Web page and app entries
::::
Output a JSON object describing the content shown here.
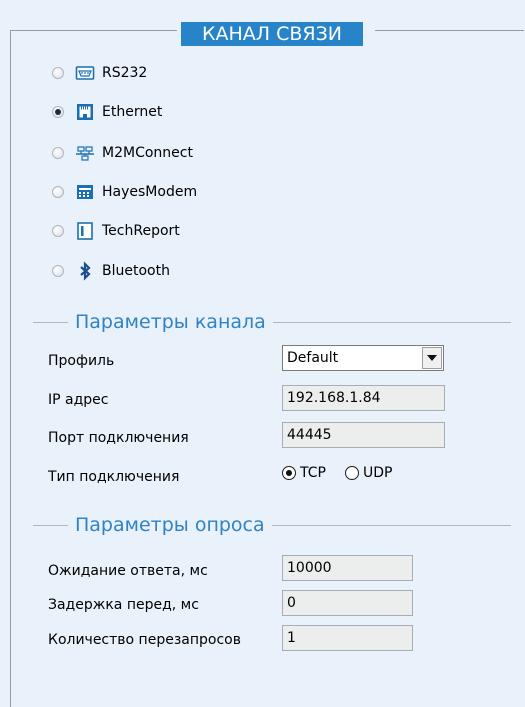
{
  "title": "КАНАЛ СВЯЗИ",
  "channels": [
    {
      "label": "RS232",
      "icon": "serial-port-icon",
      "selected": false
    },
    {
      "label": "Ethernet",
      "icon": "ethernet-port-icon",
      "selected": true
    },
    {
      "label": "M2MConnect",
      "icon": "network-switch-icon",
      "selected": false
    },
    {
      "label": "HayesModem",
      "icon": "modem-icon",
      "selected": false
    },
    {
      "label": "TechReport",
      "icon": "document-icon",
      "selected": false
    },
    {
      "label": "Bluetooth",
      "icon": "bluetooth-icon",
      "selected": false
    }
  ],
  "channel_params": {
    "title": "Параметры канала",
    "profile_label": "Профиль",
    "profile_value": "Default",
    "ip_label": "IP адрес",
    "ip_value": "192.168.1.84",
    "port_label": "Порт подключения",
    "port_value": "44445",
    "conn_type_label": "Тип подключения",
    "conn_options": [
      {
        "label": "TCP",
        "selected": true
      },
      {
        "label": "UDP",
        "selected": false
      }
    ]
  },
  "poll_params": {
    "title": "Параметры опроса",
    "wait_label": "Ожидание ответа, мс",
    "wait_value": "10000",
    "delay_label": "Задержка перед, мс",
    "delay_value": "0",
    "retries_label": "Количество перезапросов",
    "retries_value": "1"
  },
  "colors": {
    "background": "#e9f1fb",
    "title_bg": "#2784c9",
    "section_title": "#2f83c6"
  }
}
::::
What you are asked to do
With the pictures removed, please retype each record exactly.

Solution
Output a JSON object describing the content shown here.
{
  "title": "КАНАЛ СВЯЗИ",
  "channels": [
    {
      "label": "RS232",
      "icon": "serial-port-icon",
      "selected": false
    },
    {
      "label": "Ethernet",
      "icon": "ethernet-port-icon",
      "selected": true
    },
    {
      "label": "M2MConnect",
      "icon": "network-switch-icon",
      "selected": false
    },
    {
      "label": "HayesModem",
      "icon": "modem-icon",
      "selected": false
    },
    {
      "label": "TechReport",
      "icon": "document-icon",
      "selected": false
    },
    {
      "label": "Bluetooth",
      "icon": "bluetooth-icon",
      "selected": false
    }
  ],
  "channel_params": {
    "title": "Параметры канала",
    "profile_label": "Профиль",
    "profile_value": "Default",
    "ip_label": "IP адрес",
    "ip_value": "192.168.1.84",
    "port_label": "Порт подключения",
    "port_value": "44445",
    "conn_type_label": "Тип подключения",
    "conn_options": [
      {
        "label": "TCP",
        "selected": true
      },
      {
        "label": "UDP",
        "selected": false
      }
    ]
  },
  "poll_params": {
    "title": "Параметры опроса",
    "wait_label": "Ожидание ответа, мс",
    "wait_value": "10000",
    "delay_label": "Задержка перед, мс",
    "delay_value": "0",
    "retries_label": "Количество перезапросов",
    "retries_value": "1"
  },
  "colors": {
    "background": "#e9f1fb",
    "title_bg": "#2784c9",
    "section_title": "#2f83c6"
  }
}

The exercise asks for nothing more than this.